Psychology Of A Terrorist
The shock and horror of the Boston marathon explosions one week ago today gave way to an almost incomprehensible sequence of events leading to a dramatic day-long dragnet that shut a major American city and several surrounding neighborhoods down. Now, with one suspect dead and his younger brother in critical condition at a Boston hospital, citizens and media alike are grappling to fill in motivations and create narratives that we can understand. Among the most combed-over questions is whether 26-year-old Tamerlan Tsarnaev somehow radicalized his popular, athletic, seemingly well-adjusted 19-year-old brother Dzhokhar.

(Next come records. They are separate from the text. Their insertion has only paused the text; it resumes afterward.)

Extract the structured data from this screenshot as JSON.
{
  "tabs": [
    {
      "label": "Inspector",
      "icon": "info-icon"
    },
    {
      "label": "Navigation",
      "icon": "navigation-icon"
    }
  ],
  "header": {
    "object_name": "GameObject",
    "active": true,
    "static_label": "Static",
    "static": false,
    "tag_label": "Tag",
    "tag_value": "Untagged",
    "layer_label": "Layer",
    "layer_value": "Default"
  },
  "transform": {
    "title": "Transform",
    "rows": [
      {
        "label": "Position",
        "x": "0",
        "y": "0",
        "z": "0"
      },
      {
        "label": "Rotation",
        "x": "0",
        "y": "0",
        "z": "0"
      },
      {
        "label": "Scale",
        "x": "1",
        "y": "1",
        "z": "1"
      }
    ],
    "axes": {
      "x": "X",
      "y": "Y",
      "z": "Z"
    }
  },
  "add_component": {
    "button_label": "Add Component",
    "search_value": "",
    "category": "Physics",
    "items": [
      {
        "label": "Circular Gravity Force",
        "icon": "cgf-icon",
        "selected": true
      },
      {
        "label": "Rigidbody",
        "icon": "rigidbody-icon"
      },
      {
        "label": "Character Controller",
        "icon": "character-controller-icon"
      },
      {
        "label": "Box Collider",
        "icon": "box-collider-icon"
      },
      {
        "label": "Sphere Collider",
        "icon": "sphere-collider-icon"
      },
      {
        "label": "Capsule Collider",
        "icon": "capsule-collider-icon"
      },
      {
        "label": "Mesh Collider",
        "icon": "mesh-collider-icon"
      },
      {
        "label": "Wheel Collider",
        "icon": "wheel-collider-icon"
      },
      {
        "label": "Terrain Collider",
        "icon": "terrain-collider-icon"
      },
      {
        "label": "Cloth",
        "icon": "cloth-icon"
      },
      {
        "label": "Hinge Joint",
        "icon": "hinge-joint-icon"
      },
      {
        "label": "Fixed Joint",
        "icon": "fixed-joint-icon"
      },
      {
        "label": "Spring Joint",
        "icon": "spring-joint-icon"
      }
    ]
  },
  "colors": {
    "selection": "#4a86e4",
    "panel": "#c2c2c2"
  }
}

It turns out that the history of terrorism is rife with pairs of siblings operating together…not the least of which were three pairs of brothers among the nineteen 9/11 high-jackers. Dr. John Horgan is director of the International Center for the Study of Terrorism at Penn State. He’s also author of The Psychology of Terrorism among other books on the topic. He and his colleague, Mia Bloom, wrote a primer on terrorist siblings that was posted on the center’s site on Saturday.